I can’t be doing with yet another incomprehensible tantrum or yet another update on hauntings by gypsies, voices coming through the walls and plots to divert her drains several feet to the left. I don’t honestly feel like racking my brains for something sensible, sociable and different to say to the lunchtime carer when she arrives – when everyone else in the whole of the United Kingdom (apart from me and tomorrow’s unfortunate carer) is at home enjoying a Family Christmas with turkey, sprouts, stuffing and giant tins of lager, sniping at the cousins or the in-laws and playing Scrabble or Donkey Kong, whatever that might be. Or doing carol-karaoke with the TV set.

What an awful thing for a daughter to say. But she won’t remember it’s Christmas.  I’ll have to make us tea in those tea-stained mugs, and microwave us something if the carers haven’t beaten me to it. She’ll be miserable, and by the time I do leave I’ll be miserable too. It makes me sad to be spending Christmas morning examining dead leaves on an overgrown lawn, wondering why it always has to be wet or sunny for Christmas, never snowy. The same dead leaves, brown hydrangea flowers, black skeleton trees. Listening to the kitchen clock ticking louder, louder, louder in the uncommunicative mega-silence deafness and dementia impose.

I want to be on my own. She wants to be on her own. I’m wondering what the cats are wrecking in my absence. She’s plotting to take her shopping trolley for a long, illegal walk. She’s just waiting for me to go. My name has probably escaped her. So why am I there, then? Presumably because everybody else has got an excuse. And after all, it’s Christmas. Ho, ho, ho!

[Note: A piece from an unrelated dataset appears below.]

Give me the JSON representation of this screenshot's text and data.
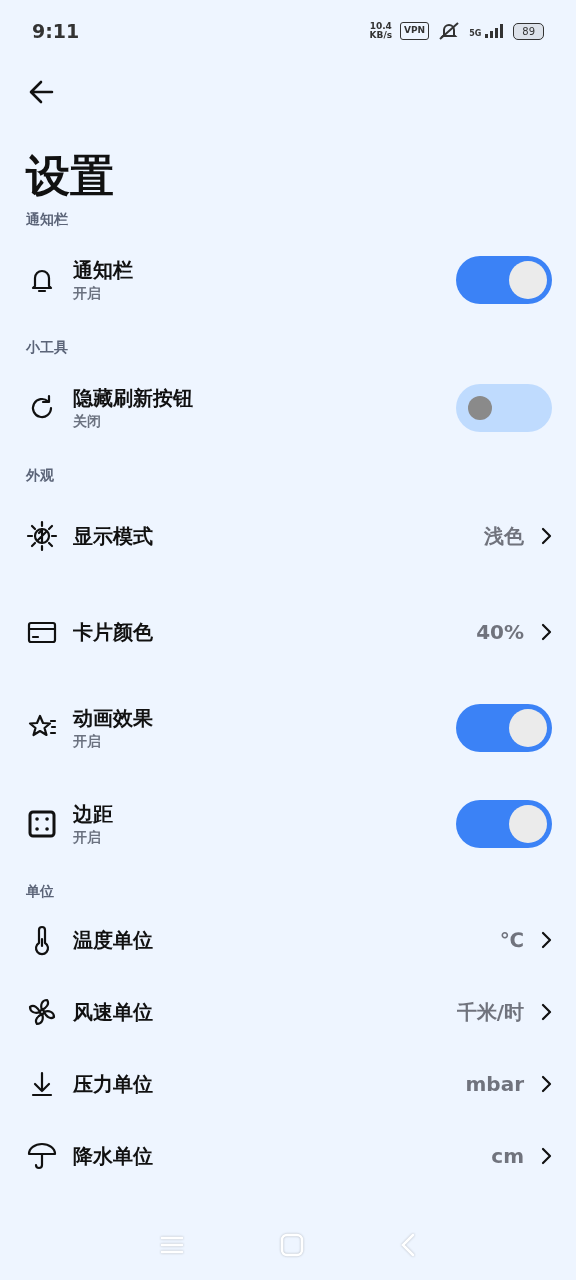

What else have I been up to today? Well, I’ve been surfing the net, as the young folks call it nowadays. I was a bit stuck for an idea for a post. I mean, I know what I planned to do: I was going to finally start work on Midwinter (see Midwinter Unwritten). I even typed up a summary last night.  but did I write it? No I did not. I got an idea for another post – anything to put off Midwinter – and surfed about looking for background information on that.

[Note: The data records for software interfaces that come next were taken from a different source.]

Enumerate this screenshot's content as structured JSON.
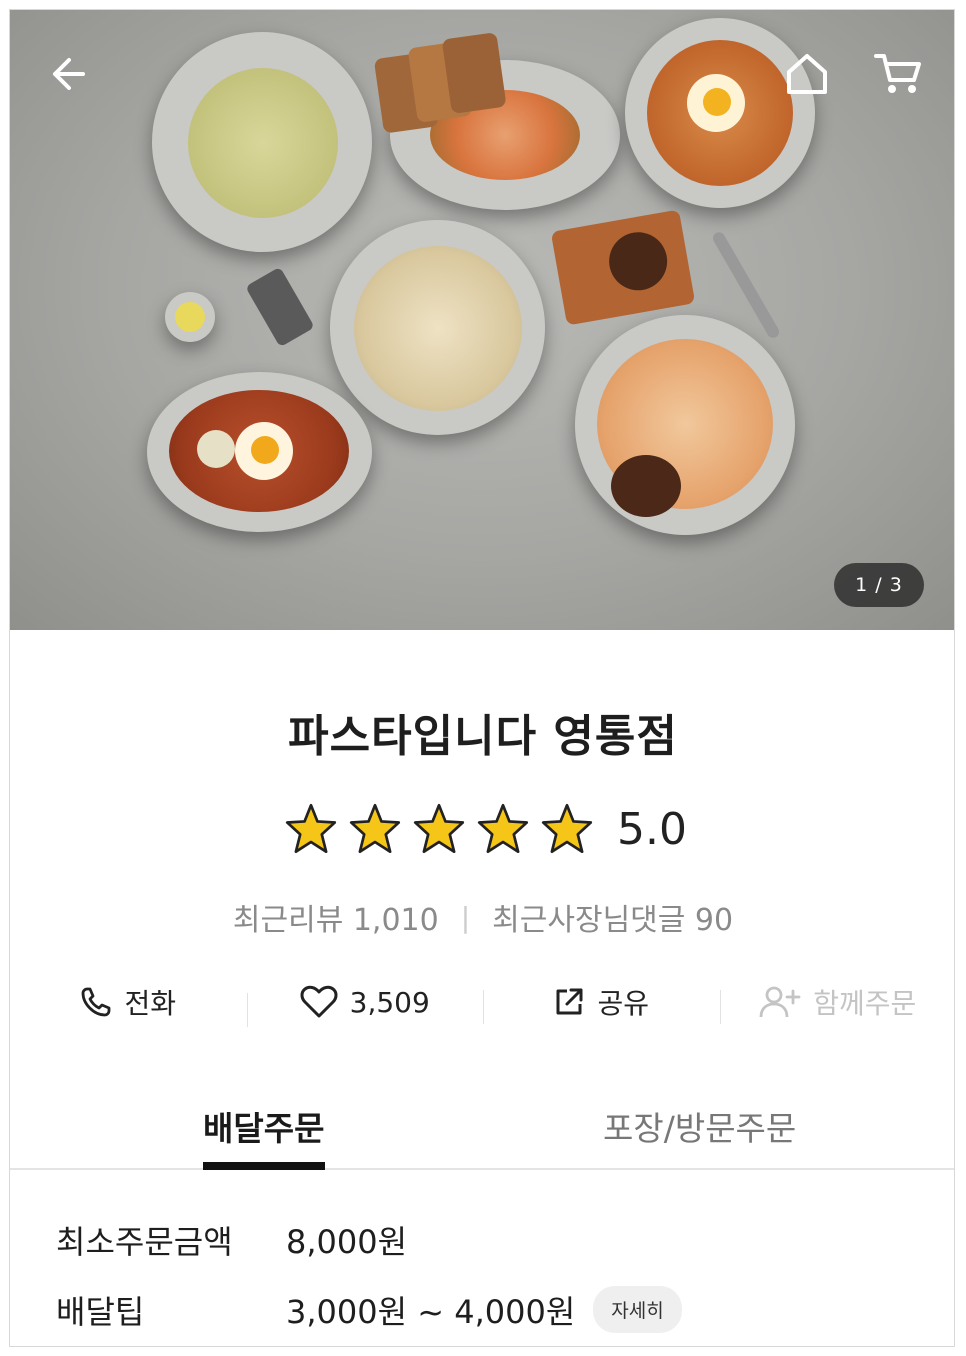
{
  "hero": {
    "image_alt": "pasta dishes spread",
    "counter": "1 / 3"
  },
  "nav": {
    "back_icon": "back-arrow-icon",
    "home_icon": "home-icon",
    "cart_icon": "cart-icon"
  },
  "store": {
    "name": "파스타입니다 영통점",
    "rating": "5.0",
    "stars": 5,
    "recent_reviews_label": "최근리뷰",
    "recent_reviews_count": "1,010",
    "owner_replies_label": "최근사장님댓글",
    "owner_replies_count": "90"
  },
  "actions": {
    "call": "전화",
    "likes": "3,509",
    "share": "공유",
    "group_order": "함께주문"
  },
  "tabs": {
    "delivery": "배달주문",
    "pickup": "포장/방문주문"
  },
  "info": {
    "min_order_label": "최소주문금액",
    "min_order_value": "8,000원",
    "delivery_tip_label": "배달팁",
    "delivery_tip_value": "3,000원 ~ 4,000원",
    "detail_button": "자세히"
  },
  "colors": {
    "star": "#f5c518",
    "text": "#222222",
    "muted": "#8a8a8a"
  }
}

And then I fed the fourteen cats.

And then it got dark outside and still I hadn’t seen a single neighbour – though one did push a card through my door and make a run for it.

And then I ate a raspberry yoghurt and a bowl of cinnamon breakfast cereal.

And then I realised I’d run out of space yet again, chugging on about other stuff. I will be writing the substitute post. Maybe this evening after the washing up – one plate, one knife, one fork, one mug and fourteen melamine dishes, each with a different Disney character in the base. Or maybe tomorrow,  après Mama, except that going to see her seems to leach all the writing-ness out of me. And Midwinter. Probably.

Merry Christmas Everybody. Or Season’s Greetings or whatever you’re supposed to say to be politically correct nowadays. Or, as Tiny Tim said, waving his crooked little stick in the air:

God bless us, every one!